[Assignment] Look through the lines below for the word "favicon", and copy every line that has it.

[Given entries]
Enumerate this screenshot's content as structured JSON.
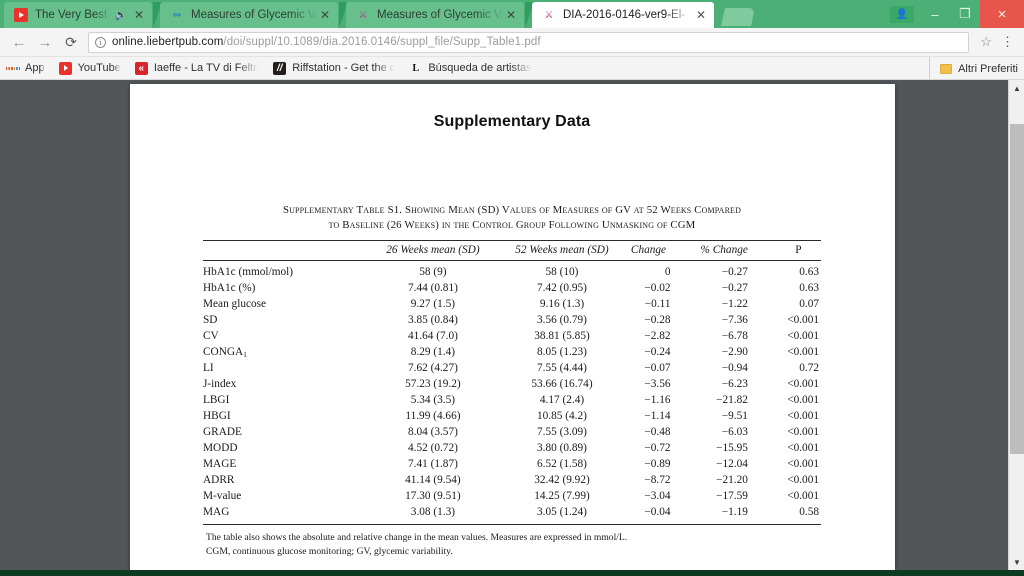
{
  "browser": {
    "tabs": [
      {
        "title": "The Very Best Of Cats",
        "favicon": "youtube-icon",
        "audio": true,
        "active": false
      },
      {
        "title": "Measures of Glycemic Va",
        "favicon": "dna-icon",
        "audio": false,
        "active": false
      },
      {
        "title": "Measures of Glycemic Va",
        "favicon": "article-icon",
        "audio": false,
        "active": false
      },
      {
        "title": "DIA-2016-0146-ver9-El-",
        "favicon": "pdf-icon",
        "audio": false,
        "active": true
      }
    ],
    "window_controls": {
      "profile": "profile-icon",
      "minimize": "–",
      "maximize": "❐",
      "close": "×"
    },
    "toolbar": {
      "back": "←",
      "forward": "→",
      "reload": "⟳",
      "site_info": "i",
      "url_host": "online.liebertpub.com",
      "url_path": "/doi/suppl/10.1089/dia.2016.0146/suppl_file/Supp_Table1.pdf",
      "bookmark_star": "☆",
      "menu": "⋮"
    },
    "bookmarks": [
      {
        "label": "App",
        "icon": "apps-grid-icon"
      },
      {
        "label": "YouTube",
        "icon": "youtube-icon"
      },
      {
        "label": "Iaeffe - La TV di Feltri",
        "icon": "laeffe-icon"
      },
      {
        "label": "Riffstation - Get the c",
        "icon": "riffstation-icon"
      },
      {
        "label": "Búsqueda de artistas",
        "icon": "last-fm-icon"
      }
    ],
    "bookmarks_right": {
      "label": "Altri Preferiti",
      "icon": "folder-icon"
    }
  },
  "document": {
    "title": "Supplementary Data",
    "caption_line1": "Supplementary Table S1. Showing Mean (SD) Values of Measures of GV at 52 Weeks Compared",
    "caption_line2": "to Baseline (26 Weeks) in the Control Group Following Unmasking of CGM",
    "columns": [
      "",
      "26 Weeks mean (SD)",
      "52 Weeks mean (SD)",
      "Change",
      "% Change",
      "P"
    ],
    "rows": [
      {
        "label": "HbA1c (mmol/mol)",
        "w26": "58 (9)",
        "w52": "58 (10)",
        "change": "0",
        "pct": "−0.27",
        "p": "0.63"
      },
      {
        "label": "HbA1c (%)",
        "w26": "7.44 (0.81)",
        "w52": "7.42 (0.95)",
        "change": "−0.02",
        "pct": "−0.27",
        "p": "0.63"
      },
      {
        "label": "Mean glucose",
        "w26": "9.27 (1.5)",
        "w52": "9.16 (1.3)",
        "change": "−0.11",
        "pct": "−1.22",
        "p": "0.07"
      },
      {
        "label": "SD",
        "w26": "3.85 (0.84)",
        "w52": "3.56 (0.79)",
        "change": "−0.28",
        "pct": "−7.36",
        "p": "<0.001"
      },
      {
        "label": "CV",
        "w26": "41.64 (7.0)",
        "w52": "38.81 (5.85)",
        "change": "−2.82",
        "pct": "−6.78",
        "p": "<0.001"
      },
      {
        "label": "CONGA",
        "label_sub": "1",
        "w26": "8.29 (1.4)",
        "w52": "8.05 (1.23)",
        "change": "−0.24",
        "pct": "−2.90",
        "p": "<0.001"
      },
      {
        "label": "LI",
        "w26": "7.62 (4.27)",
        "w52": "7.55 (4.44)",
        "change": "−0.07",
        "pct": "−0.94",
        "p": "0.72"
      },
      {
        "label": "J-index",
        "w26": "57.23 (19.2)",
        "w52": "53.66 (16.74)",
        "change": "−3.56",
        "pct": "−6.23",
        "p": "<0.001"
      },
      {
        "label": "LBGI",
        "w26": "5.34 (3.5)",
        "w52": "4.17 (2.4)",
        "change": "−1.16",
        "pct": "−21.82",
        "p": "<0.001"
      },
      {
        "label": "HBGI",
        "w26": "11.99 (4.66)",
        "w52": "10.85 (4.2)",
        "change": "−1.14",
        "pct": "−9.51",
        "p": "<0.001"
      },
      {
        "label": "GRADE",
        "w26": "8.04 (3.57)",
        "w52": "7.55 (3.09)",
        "change": "−0.48",
        "pct": "−6.03",
        "p": "<0.001"
      },
      {
        "label": "MODD",
        "w26": "4.52 (0.72)",
        "w52": "3.80 (0.89)",
        "change": "−0.72",
        "pct": "−15.95",
        "p": "<0.001"
      },
      {
        "label": "MAGE",
        "w26": "7.41 (1.87)",
        "w52": "6.52 (1.58)",
        "change": "−0.89",
        "pct": "−12.04",
        "p": "<0.001"
      },
      {
        "label": "ADRR",
        "w26": "41.14 (9.54)",
        "w52": "32.42 (9.92)",
        "change": "−8.72",
        "pct": "−21.20",
        "p": "<0.001"
      },
      {
        "label": "M-value",
        "w26": "17.30 (9.51)",
        "w52": "14.25 (7.99)",
        "change": "−3.04",
        "pct": "−17.59",
        "p": "<0.001"
      },
      {
        "label": "MAG",
        "w26": "3.08 (1.3)",
        "w52": "3.05 (1.24)",
        "change": "−0.04",
        "pct": "−1.19",
        "p": "0.58"
      }
    ],
    "footnote_line1": "The table also shows the absolute and relative change in the mean values. Measures are expressed in mmol/L.",
    "footnote_line2": "CGM, continuous glucose monitoring; GV, glycemic variability."
  },
  "scrollbar": {
    "up_arrow": "▲",
    "down_arrow": "▼"
  },
  "colors": {
    "chrome_accent": "#4caf76",
    "viewer_bg": "#525659",
    "close_button": "#e8564b",
    "taskbar": "#0d3b21"
  }
}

[Expected answer]
        "favicon": "youtube-icon",
        "favicon": "dna-icon",
        "favicon": "article-icon",
        "favicon": "pdf-icon",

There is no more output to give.